*INFORMATION*
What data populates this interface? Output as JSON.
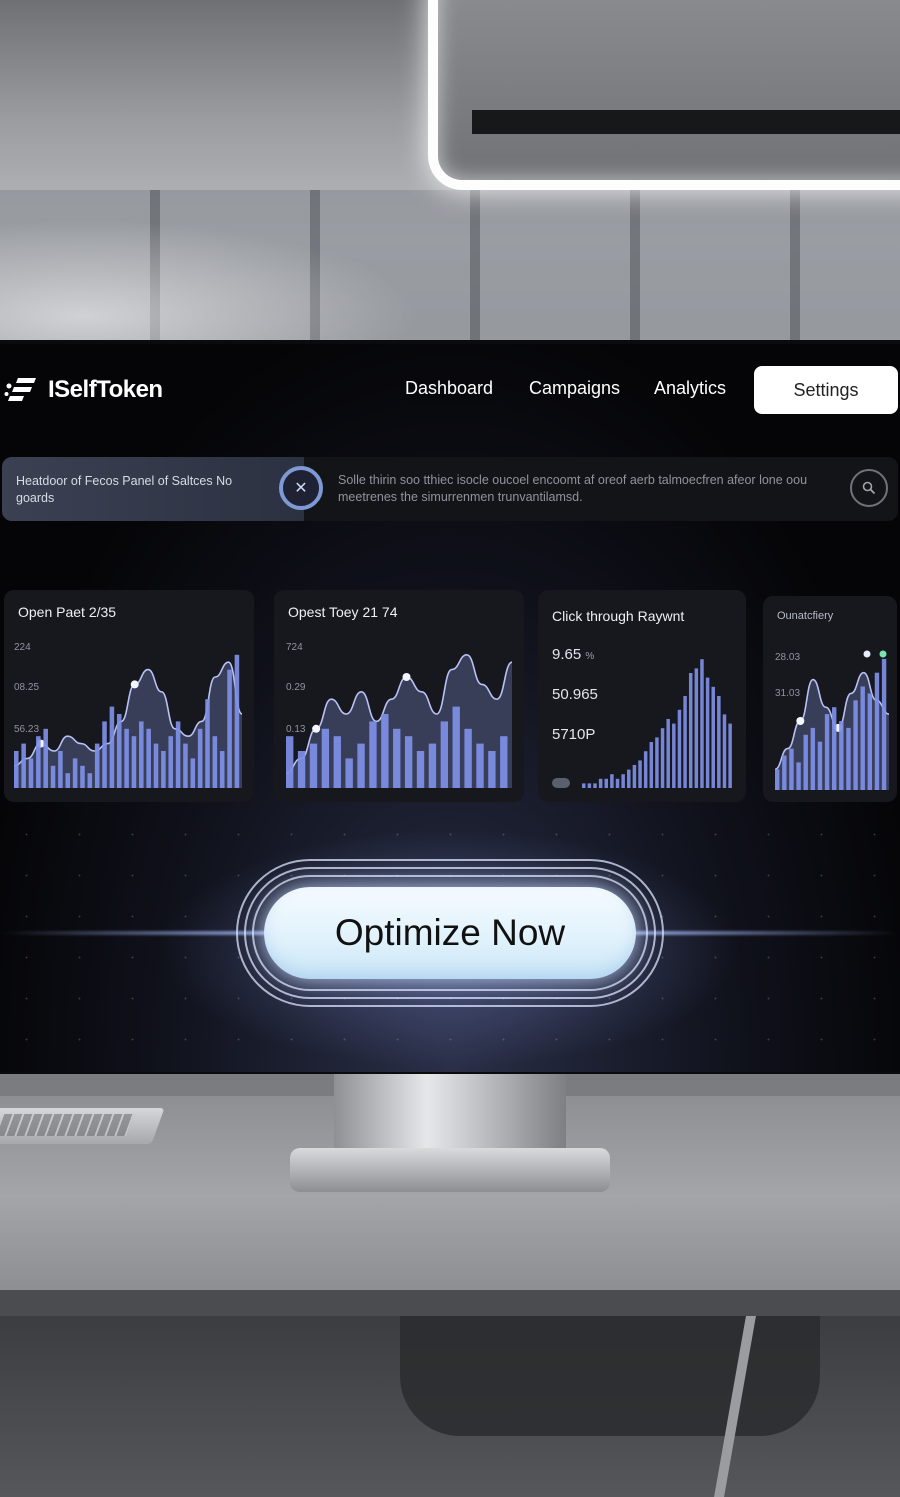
{
  "app": {
    "name": "ISelfToken"
  },
  "nav": {
    "items": [
      "Dashboard",
      "Campaigns",
      "Analytics"
    ],
    "settings": "Settings"
  },
  "info_bar": {
    "left_text": "Heatdoor of Fecos Panel of Saltces No goards",
    "right_text": "Solle thirin soo tthiec isocle oucoel encoomt af oreof aerb talmoecfren afeor lone oou meetrenes the simurrenmen trunvantilamsd.",
    "close_icon": "close-icon",
    "search_icon": "search-icon"
  },
  "cards": [
    {
      "title": "Open Paet 2/35",
      "ticks": [
        "224",
        "08.25",
        "56.23"
      ]
    },
    {
      "title": "Opest Toey 21 74",
      "ticks": [
        "724",
        "0.29",
        "0.13"
      ]
    },
    {
      "title": "Click through Raywnt",
      "stats": [
        "9.65",
        "50.965",
        "5710P"
      ],
      "stat_suffix": "%"
    },
    {
      "title": "Ounatcfiery",
      "ticks": [
        "28.03",
        "31.03"
      ]
    }
  ],
  "chart_data": [
    {
      "type": "bar",
      "title": "Open Paet 2/35",
      "values": [
        5,
        6,
        4,
        7,
        8,
        3,
        5,
        2,
        4,
        3,
        2,
        6,
        9,
        11,
        10,
        8,
        7,
        9,
        8,
        6,
        5,
        7,
        9,
        6,
        4,
        8,
        12,
        7,
        5,
        16,
        18
      ],
      "line": [
        3,
        4,
        6,
        5,
        7,
        6,
        5,
        6,
        9,
        14,
        16,
        13,
        8,
        7,
        9,
        15,
        17,
        10
      ],
      "ylim": [
        0,
        20
      ]
    },
    {
      "type": "bar",
      "title": "Opest Toey 21 74",
      "values": [
        7,
        5,
        6,
        8,
        7,
        4,
        6,
        9,
        10,
        8,
        7,
        5,
        6,
        9,
        11,
        8,
        6,
        5,
        7
      ],
      "line": [
        2,
        4,
        8,
        12,
        10,
        13,
        9,
        12,
        15,
        13,
        10,
        16,
        18,
        14,
        12,
        17
      ],
      "ylim": [
        0,
        20
      ]
    },
    {
      "type": "bar",
      "title": "Click through Raywnt",
      "values": [
        1,
        1,
        1,
        2,
        2,
        3,
        2,
        3,
        4,
        5,
        6,
        8,
        10,
        11,
        13,
        15,
        14,
        17,
        20,
        25,
        26,
        28,
        24,
        22,
        20,
        16,
        14
      ],
      "ylim": [
        0,
        30
      ]
    },
    {
      "type": "bar",
      "title": "Ounatcfiery",
      "values": [
        3,
        5,
        6,
        4,
        8,
        9,
        7,
        11,
        12,
        10,
        9,
        13,
        15,
        14,
        17,
        19
      ],
      "line": [
        3,
        6,
        10,
        16,
        12,
        9,
        14,
        17,
        13,
        11
      ],
      "ylim": [
        0,
        20
      ]
    }
  ],
  "cta": {
    "label": "Optimize Now"
  },
  "colors": {
    "accent": "#8b9bf2",
    "bar": "#7f8fe6",
    "background": "#050507"
  }
}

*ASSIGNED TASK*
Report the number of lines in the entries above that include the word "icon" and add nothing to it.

*YOUR SOLUTION*
2